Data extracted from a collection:

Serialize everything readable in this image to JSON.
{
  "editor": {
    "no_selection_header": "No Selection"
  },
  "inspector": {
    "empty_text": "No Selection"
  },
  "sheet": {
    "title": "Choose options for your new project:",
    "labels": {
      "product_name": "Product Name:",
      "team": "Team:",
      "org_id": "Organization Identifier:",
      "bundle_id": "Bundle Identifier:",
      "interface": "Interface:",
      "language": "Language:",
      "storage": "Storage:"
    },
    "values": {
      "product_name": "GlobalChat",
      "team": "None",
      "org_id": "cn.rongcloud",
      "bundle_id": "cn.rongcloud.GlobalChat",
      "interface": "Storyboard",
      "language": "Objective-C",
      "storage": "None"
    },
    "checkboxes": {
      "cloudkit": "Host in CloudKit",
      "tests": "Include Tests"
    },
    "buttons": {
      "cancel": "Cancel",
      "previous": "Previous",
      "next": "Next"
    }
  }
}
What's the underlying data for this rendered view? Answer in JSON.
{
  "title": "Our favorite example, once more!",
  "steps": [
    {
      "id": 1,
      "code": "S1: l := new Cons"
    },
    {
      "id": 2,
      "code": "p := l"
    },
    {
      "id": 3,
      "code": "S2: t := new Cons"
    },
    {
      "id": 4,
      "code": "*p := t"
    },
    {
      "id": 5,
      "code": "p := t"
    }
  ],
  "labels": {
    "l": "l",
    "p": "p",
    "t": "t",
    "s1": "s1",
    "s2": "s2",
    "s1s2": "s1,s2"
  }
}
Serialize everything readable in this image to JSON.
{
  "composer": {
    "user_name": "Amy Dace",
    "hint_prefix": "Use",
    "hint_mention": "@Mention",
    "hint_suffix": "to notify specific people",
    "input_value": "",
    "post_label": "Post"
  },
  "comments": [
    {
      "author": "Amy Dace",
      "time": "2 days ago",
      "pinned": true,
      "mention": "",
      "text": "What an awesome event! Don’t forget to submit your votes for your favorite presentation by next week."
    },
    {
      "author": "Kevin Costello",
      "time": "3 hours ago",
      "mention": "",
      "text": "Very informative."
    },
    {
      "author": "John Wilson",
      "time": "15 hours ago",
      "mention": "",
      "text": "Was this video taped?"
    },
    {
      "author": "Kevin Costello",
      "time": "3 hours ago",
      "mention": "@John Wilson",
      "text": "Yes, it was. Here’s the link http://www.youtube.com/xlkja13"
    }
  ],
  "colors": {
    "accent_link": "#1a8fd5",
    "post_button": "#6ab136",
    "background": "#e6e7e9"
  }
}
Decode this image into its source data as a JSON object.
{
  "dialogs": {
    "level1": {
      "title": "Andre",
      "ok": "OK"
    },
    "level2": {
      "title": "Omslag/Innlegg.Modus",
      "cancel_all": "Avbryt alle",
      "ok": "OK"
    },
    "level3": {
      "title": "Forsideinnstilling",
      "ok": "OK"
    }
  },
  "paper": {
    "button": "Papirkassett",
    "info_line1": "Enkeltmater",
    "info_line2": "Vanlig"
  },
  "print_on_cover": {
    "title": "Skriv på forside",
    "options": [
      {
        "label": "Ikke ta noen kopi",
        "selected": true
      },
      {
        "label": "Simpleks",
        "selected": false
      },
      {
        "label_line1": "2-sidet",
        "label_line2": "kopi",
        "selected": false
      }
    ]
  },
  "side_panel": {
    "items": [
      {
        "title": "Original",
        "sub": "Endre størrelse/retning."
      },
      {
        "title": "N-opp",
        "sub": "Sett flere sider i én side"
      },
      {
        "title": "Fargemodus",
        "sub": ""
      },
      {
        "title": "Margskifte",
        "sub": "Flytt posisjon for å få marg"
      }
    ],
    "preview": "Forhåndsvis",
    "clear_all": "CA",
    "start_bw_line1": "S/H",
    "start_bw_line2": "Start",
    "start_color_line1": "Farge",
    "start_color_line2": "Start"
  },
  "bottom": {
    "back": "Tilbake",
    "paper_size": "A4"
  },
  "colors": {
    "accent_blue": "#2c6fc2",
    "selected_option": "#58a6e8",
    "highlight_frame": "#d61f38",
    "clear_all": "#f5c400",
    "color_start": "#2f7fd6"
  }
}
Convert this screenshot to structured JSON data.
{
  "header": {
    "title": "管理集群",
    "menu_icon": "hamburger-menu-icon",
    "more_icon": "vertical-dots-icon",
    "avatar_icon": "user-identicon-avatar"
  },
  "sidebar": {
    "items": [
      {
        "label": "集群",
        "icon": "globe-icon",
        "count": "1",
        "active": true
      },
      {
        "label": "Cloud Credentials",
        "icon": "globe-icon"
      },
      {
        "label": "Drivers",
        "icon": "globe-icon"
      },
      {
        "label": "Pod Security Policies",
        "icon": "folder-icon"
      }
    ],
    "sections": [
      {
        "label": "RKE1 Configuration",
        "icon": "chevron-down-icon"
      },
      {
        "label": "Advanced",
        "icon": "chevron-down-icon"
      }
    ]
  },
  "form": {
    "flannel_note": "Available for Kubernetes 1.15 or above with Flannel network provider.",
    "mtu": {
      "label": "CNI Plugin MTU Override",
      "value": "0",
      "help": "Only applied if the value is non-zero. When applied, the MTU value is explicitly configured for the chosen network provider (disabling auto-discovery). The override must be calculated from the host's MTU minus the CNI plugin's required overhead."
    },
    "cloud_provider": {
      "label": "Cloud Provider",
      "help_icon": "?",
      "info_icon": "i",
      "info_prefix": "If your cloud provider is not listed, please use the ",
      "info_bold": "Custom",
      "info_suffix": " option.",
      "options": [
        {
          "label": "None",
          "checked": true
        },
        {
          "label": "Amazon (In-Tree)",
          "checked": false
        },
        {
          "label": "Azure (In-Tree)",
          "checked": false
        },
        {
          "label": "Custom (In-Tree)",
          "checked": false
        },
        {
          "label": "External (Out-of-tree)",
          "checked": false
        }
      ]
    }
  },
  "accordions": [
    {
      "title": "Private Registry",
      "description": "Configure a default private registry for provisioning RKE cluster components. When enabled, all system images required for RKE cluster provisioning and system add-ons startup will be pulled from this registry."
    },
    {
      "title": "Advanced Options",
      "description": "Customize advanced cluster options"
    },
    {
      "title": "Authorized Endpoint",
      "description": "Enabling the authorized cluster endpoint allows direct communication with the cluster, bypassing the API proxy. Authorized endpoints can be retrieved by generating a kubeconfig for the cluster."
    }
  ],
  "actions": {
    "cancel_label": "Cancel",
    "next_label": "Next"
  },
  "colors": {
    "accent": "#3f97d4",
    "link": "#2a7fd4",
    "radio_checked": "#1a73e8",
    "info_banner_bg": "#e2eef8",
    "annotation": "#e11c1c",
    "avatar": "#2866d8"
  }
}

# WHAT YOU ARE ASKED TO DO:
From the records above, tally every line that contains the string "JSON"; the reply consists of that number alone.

# TASK ANSWER:
5